slipshod economic management, but also of deliberate attempts by a
large number of German states to systematically defraud their neighbors.”
German states engaged in “monetary terrorism,” issuing low-value
imitations of coins from other territories and then spending them as
far as possible from their own lands, hoping that resulting damage
would occur to the economy of those other regions, rather than their own.
The name “Kipper und Wipper” refers to the use of tipping scales to
identify not-yet-debased coins, which were then taken out of
circulation, melted, mixed with baser metals such as lead, copper or
tin, and reissued.
Eventually the public caught on, and the debased coins were removed
from circulation and replaced with good coinage. Because of this,
examples in good condition are rare, according to the firm. One
example of Kipper and Wipper coins in the auction is a 24-kreuzer
piece issued for Amberg, Bavaria, in 1622. Graded Extremely Fine to
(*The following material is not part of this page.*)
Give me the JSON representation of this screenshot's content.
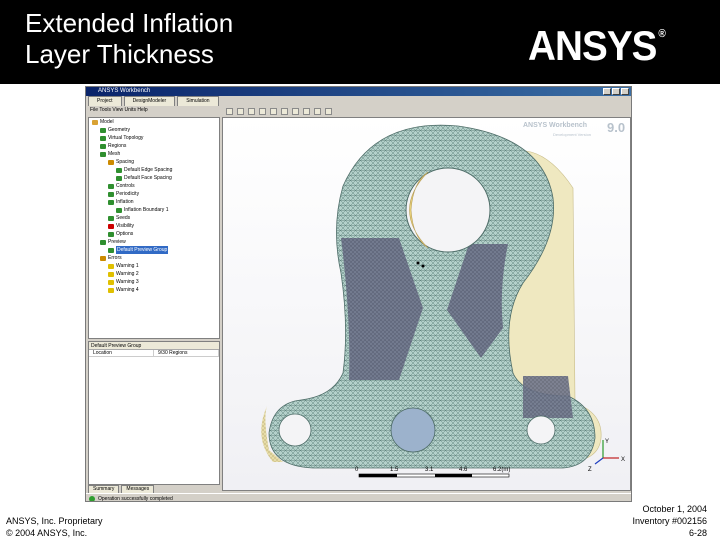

Mint State by the auction firm, it has an estimate of €1,000 (about